You are not permitted to download, save or email this image. Visit image gallery to purchase the image.
Set to be held in Auckland on Saturday, the pageant is usually held as part of the annual Very Vintage Day Out, which has had to be cancelled due to Covid-19 restrictions.
Instead, the pageant will be held as a stand-alone event with just the nine finalists, the judges, and a small number of supporters taking part.
"It’s a shame that the Miss Pinup New Zealand pageant can’t be the usual big, public event, but I’m sure it will be spectacular all the same," Ms Charlton said.

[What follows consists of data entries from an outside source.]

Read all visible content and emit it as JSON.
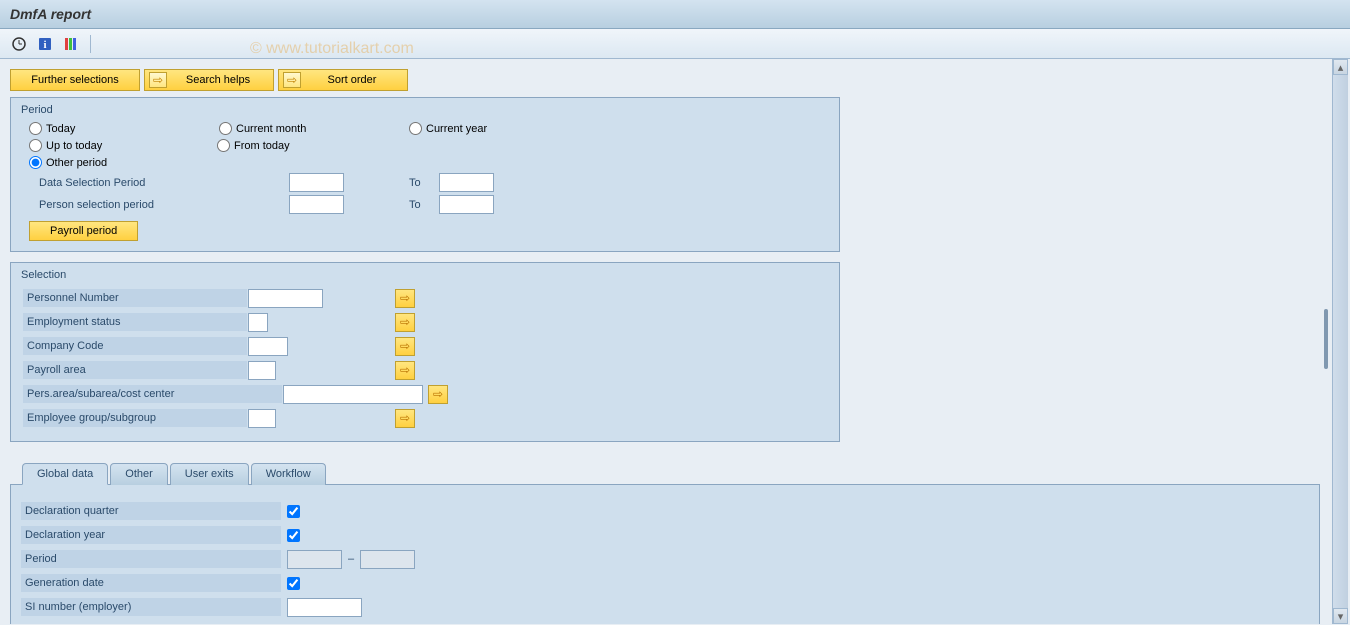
{
  "title": "DmfA report",
  "watermark": "© www.tutorialkart.com",
  "top_buttons": {
    "further": "Further selections",
    "search": "Search helps",
    "sort": "Sort order"
  },
  "period": {
    "title": "Period",
    "radios": {
      "today": "Today",
      "current_month": "Current month",
      "current_year": "Current year",
      "up_to_today": "Up to today",
      "from_today": "From today",
      "other_period": "Other period"
    },
    "data_sel": "Data Selection Period",
    "person_sel": "Person selection period",
    "to": "To",
    "payroll_btn": "Payroll period"
  },
  "selection": {
    "title": "Selection",
    "personnel": "Personnel Number",
    "employment": "Employment status",
    "company": "Company Code",
    "payroll_area": "Payroll area",
    "pers_area": "Pers.area/subarea/cost center",
    "emp_group": "Employee group/subgroup"
  },
  "tabs": {
    "global": "Global data",
    "other": "Other",
    "user_exits": "User exits",
    "workflow": "Workflow"
  },
  "global_data": {
    "decl_quarter": "Declaration quarter",
    "decl_year": "Declaration year",
    "period": "Period",
    "gen_date": "Generation date",
    "si_number": "SI number (employer)"
  }
}
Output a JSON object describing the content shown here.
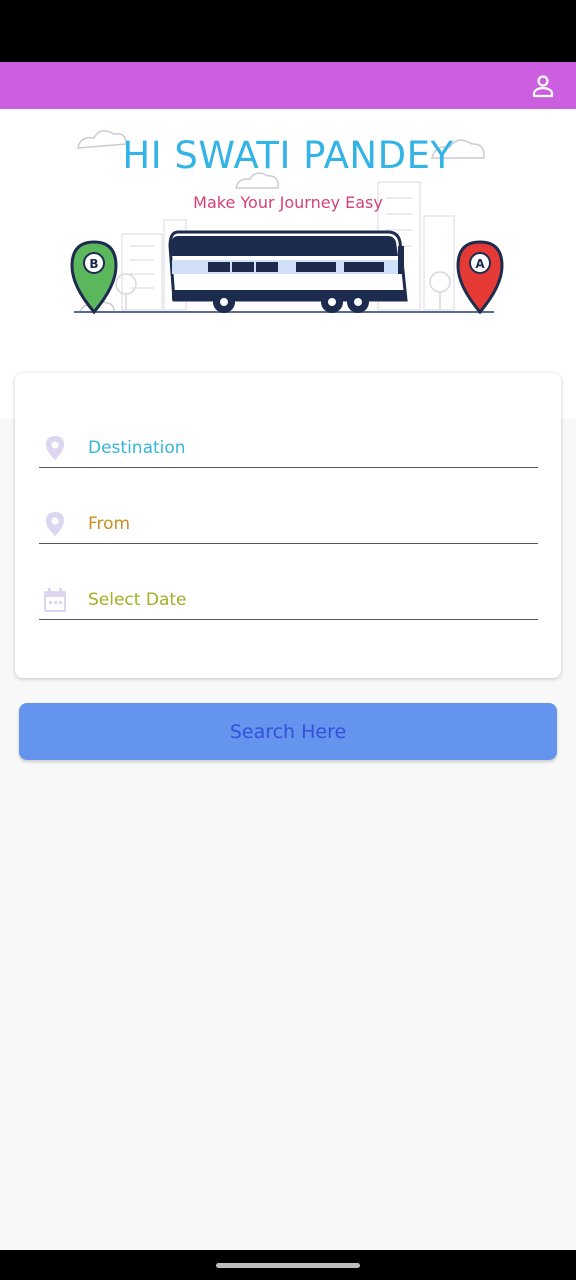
{
  "header": {
    "profile_icon": "person-outline-icon",
    "bar_color": "#cb5fe0"
  },
  "banner": {
    "title": "HI SWATI PANDEY",
    "subtitle": "Make Your Journey Easy",
    "marker_left": "B",
    "marker_right": "A"
  },
  "form": {
    "destination": {
      "label": "Destination",
      "icon": "location-pin-icon"
    },
    "from": {
      "label": "From",
      "icon": "location-pin-icon"
    },
    "date": {
      "label": "Select Date",
      "icon": "calendar-icon"
    }
  },
  "search_button": {
    "label": "Search Here",
    "color": "#6594ee"
  }
}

The pageant celebrates the thriving modern pinup culture in New Zealand, which has a focus on 1950s-1960s vintage style and fashion.
"This competition is quite prestigious and I am lucky to be a finalist alongside eight other wonderful and diverse ladies from all over the country," she said.
Entrants in the pageant were encouraged to show their interests and personalities in four main categories — day wear, beach wear, talent, and evening wear.
"It’s quite full-on. There is a time limit and quite strict rules, so that everyone is on an even playing field.
"Entrants have three hours to get ready, and have to do their own hair and make-up, and so on."
Over the past few months Ms Charlton, who lives in Dunedin, has been doing intense planning, with the support and advice of friend, photographer, and behind-the-scenes pinup expert Rachael Taylor.
Ms Charlton is keeping her approach mostly under wraps until the big day.
"It’s going to be theatrical and dramatic, and there will be full 1950s petticoats.
"It will be very exciting to be part of it."
It was while shopping for vintage garments in Christchurch that she discovered that there was a diverse, inclusive and supportive pinup culture across the country.
"For someone who has struggled with body image, it is wonderful to be part of a community where everyone is celebrated and encouraged," she said.
"Size doesn’t matter in pageants; it is only about celebrating what we love."
Pinup culture was also gender diverse, with an emphasis on inclusivity and being mutually respectful and supportive.
"Pinup culture has been a positive influence in every area of my life — the support I have been given has been wonderful."
Both Ms Charlton and Ms Taylor have been members of the nationwide pinup community for several years, and dress in a 1950s style every day — albeit more understated than pageant-wear.
"I had really enjoyed the pinup look for a long time, but had only dabbled a bit on special occasions, until I turned 30 and left a long-term relationship," Ms Charlton said.
"I discovered that I didn’t care what people thought any more, and when I dressed in vintage style I felt good."
For Ms Charlton, taking part in events and pageants is a family affair, with her partner Chris Forsyth and three children Emily Charlton-McLarfen (14), Liam Hurring (8), and Theo Hurring (6), all taking a keen interest.
"Over time they have become more and more involved — my two daughters enjoy getting dressed up for events as well," she said.
"It’s great that we have something like this that we all do together."
While there were those who enjoyed stepping out on stage in pageants and events, there were others — such as Ms Taylor — who preferred to be involved behind the scenes.
Running her own small business, Pinup & Nostalgia Image Creations, Ms Taylor assists and advises others on style matters and make-up, and does photo-shoots.
"Being on stage in pageants is not for me, but I love being involved behind the scenes — everyone is so supportive and friendly," she said.
With vintage style fans spread throughout the country, many people involved in pinup culture connect online, through social media.
This means there will be a substantial audience watching the Miss Pinup New Zealand pageant when it is live-streamed online.
For information and to tune in , visit https://www.facebook.com/theveryvintagedayout